• _What the task requires_
Every entry below is to be retyped exactly as it appears.

• _Data provided_
------------------------------------------------

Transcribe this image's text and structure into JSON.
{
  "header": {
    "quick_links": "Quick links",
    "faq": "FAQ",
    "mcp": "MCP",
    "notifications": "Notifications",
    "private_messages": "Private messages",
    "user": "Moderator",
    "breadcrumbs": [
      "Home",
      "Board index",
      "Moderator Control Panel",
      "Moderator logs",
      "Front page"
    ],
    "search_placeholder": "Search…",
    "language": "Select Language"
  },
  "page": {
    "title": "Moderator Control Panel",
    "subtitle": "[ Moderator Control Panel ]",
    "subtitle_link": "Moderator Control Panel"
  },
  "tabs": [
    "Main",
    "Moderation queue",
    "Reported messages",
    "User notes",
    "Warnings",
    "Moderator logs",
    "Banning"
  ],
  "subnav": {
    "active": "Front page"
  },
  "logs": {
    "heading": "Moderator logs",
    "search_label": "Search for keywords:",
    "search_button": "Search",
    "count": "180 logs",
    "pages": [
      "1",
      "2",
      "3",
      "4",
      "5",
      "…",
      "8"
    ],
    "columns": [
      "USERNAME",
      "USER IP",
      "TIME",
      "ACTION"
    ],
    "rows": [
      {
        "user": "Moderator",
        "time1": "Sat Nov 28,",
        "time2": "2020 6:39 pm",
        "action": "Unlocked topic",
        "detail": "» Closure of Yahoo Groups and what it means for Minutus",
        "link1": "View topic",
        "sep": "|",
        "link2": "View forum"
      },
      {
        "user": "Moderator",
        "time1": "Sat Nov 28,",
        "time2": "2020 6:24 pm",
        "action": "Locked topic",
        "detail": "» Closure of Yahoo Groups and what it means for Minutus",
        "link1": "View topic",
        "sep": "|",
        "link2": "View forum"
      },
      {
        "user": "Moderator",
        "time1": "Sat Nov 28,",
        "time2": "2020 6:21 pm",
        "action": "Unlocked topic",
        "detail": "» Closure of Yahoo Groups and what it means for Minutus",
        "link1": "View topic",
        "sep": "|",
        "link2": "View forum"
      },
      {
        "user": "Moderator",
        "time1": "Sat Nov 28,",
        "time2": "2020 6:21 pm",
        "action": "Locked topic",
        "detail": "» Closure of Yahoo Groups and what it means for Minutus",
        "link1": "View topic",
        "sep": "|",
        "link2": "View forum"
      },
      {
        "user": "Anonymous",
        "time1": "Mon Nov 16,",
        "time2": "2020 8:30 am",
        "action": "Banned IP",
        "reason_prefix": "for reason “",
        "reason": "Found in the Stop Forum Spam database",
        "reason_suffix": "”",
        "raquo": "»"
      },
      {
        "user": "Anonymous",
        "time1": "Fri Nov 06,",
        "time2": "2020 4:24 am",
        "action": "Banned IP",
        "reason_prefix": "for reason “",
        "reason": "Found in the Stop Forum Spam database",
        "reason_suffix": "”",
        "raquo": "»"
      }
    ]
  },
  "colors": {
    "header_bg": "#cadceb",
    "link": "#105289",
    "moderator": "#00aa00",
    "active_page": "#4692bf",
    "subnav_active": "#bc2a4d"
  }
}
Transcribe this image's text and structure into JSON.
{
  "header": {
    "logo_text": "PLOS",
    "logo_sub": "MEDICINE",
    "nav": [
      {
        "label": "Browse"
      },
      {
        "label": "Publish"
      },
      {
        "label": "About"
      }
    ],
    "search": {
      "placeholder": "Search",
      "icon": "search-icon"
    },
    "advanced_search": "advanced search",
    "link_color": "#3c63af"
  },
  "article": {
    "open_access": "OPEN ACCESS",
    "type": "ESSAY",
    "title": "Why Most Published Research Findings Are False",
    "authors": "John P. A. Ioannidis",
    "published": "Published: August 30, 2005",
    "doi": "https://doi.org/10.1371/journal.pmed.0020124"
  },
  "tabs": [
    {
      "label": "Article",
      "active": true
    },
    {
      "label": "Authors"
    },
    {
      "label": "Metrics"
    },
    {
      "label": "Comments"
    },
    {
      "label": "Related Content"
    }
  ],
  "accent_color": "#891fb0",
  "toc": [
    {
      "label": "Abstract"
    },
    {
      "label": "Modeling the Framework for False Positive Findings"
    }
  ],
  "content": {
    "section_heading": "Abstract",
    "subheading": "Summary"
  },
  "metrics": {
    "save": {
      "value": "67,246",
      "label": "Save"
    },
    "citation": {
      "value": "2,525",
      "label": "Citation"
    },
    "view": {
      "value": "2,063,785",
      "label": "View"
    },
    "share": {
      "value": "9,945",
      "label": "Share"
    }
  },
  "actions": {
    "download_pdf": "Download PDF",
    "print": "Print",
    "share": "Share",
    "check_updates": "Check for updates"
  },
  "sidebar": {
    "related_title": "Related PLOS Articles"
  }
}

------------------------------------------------

• _Written response_
Transcribe this image's text and structure into JSON.
{
  "header": {
    "quick_links": "Quick links",
    "faq": "FAQ",
    "mcp": "MCP",
    "notifications": "Notifications",
    "private_messages": "Private messages",
    "user": "Moderator",
    "breadcrumbs": [
      "Home",
      "Board index",
      "Moderator Control Panel",
      "Moderator logs",
      "Front page"
    ],
    "search_placeholder": "Search…",
    "language": "Select Language"
  },
  "page": {
    "title": "Moderator Control Panel",
    "subtitle": "[ Moderator Control Panel ]",
    "subtitle_link": "Moderator Control Panel"
  },
  "tabs": [
    "Main",
    "Moderation queue",
    "Reported messages",
    "User notes",
    "Warnings",
    "Moderator logs",
    "Banning"
  ],
  "subnav": {
    "active": "Front page"
  },
  "logs": {
    "heading": "Moderator logs",
    "search_label": "Search for keywords:",
    "search_button": "Search",
    "count": "180 logs",
    "pages": [
      "1",
      "2",
      "3",
      "4",
      "5",
      "…",
      "8"
    ],
    "columns": [
      "USERNAME",
      "USER IP",
      "TIME",
      "ACTION"
    ],
    "rows": [
      {
        "user": "Moderator",
        "time1": "Sat Nov 28,",
        "time2": "2020 6:39 pm",
        "action": "Unlocked topic",
        "detail": "» Closure of Yahoo Groups and what it means for Minutus",
        "link1": "View topic",
        "sep": "|",
        "link2": "View forum"
      },
      {
        "user": "Moderator",
        "time1": "Sat Nov 28,",
        "time2": "2020 6:24 pm",
        "action": "Locked topic",
        "detail": "» Closure of Yahoo Groups and what it means for Minutus",
        "link1": "View topic",
        "sep": "|",
        "link2": "View forum"
      },
      {
        "user": "Moderator",
        "time1": "Sat Nov 28,",
        "time2": "2020 6:21 pm",
        "action": "Unlocked topic",
        "detail": "» Closure of Yahoo Groups and what it means for Minutus",
        "link1": "View topic",
        "sep": "|",
        "link2": "View forum"
      },
      {
        "user": "Moderator",
        "time1": "Sat Nov 28,",
        "time2": "2020 6:21 pm",
        "action": "Locked topic",
        "detail": "» Closure of Yahoo Groups and what it means for Minutus",
        "link1": "View topic",
        "sep": "|",
        "link2": "View forum"
      },
      {
        "user": "Anonymous",
        "time1": "Mon Nov 16,",
        "time2": "2020 8:30 am",
        "action": "Banned IP",
        "reason_prefix": "for reason “",
        "reason": "Found in the Stop Forum Spam database",
        "reason_suffix": "”",
        "raquo": "»"
      },
      {
        "user": "Anonymous",
        "time1": "Fri Nov 06,",
        "time2": "2020 4:24 am",
        "action": "Banned IP",
        "reason_prefix": "for reason “",
        "reason": "Found in the Stop Forum Spam database",
        "reason_suffix": "”",
        "raquo": "»"
      }
    ]
  },
  "colors": {
    "header_bg": "#cadceb",
    "link": "#105289",
    "moderator": "#00aa00",
    "active_page": "#4692bf",
    "subnav_active": "#bc2a4d"
  }
}
Transcribe this image's text and structure into JSON.
{
  "header": {
    "logo_text": "PLOS",
    "logo_sub": "MEDICINE",
    "nav": [
      {
        "label": "Browse"
      },
      {
        "label": "Publish"
      },
      {
        "label": "About"
      }
    ],
    "search": {
      "placeholder": "Search",
      "icon": "search-icon"
    },
    "advanced_search": "advanced search",
    "link_color": "#3c63af"
  },
  "article": {
    "open_access": "OPEN ACCESS",
    "type": "ESSAY",
    "title": "Why Most Published Research Findings Are False",
    "authors": "John P. A. Ioannidis",
    "published": "Published: August 30, 2005",
    "doi": "https://doi.org/10.1371/journal.pmed.0020124"
  },
  "tabs": [
    {
      "label": "Article",
      "active": true
    },
    {
      "label": "Authors"
    },
    {
      "label": "Metrics"
    },
    {
      "label": "Comments"
    },
    {
      "label": "Related Content"
    }
  ],
  "accent_color": "#891fb0",
  "toc": [
    {
      "label": "Abstract"
    },
    {
      "label": "Modeling the Framework for False Positive Findings"
    }
  ],
  "content": {
    "section_heading": "Abstract",
    "subheading": "Summary"
  },
  "metrics": {
    "save": {
      "value": "67,246",
      "label": "Save"
    },
    "citation": {
      "value": "2,525",
      "label": "Citation"
    },
    "view": {
      "value": "2,063,785",
      "label": "View"
    },
    "share": {
      "value": "9,945",
      "label": "Share"
    }
  },
  "actions": {
    "download_pdf": "Download PDF",
    "print": "Print",
    "share": "Share",
    "check_updates": "Check for updates"
  },
  "sidebar": {
    "related_title": "Related PLOS Articles"
  }
}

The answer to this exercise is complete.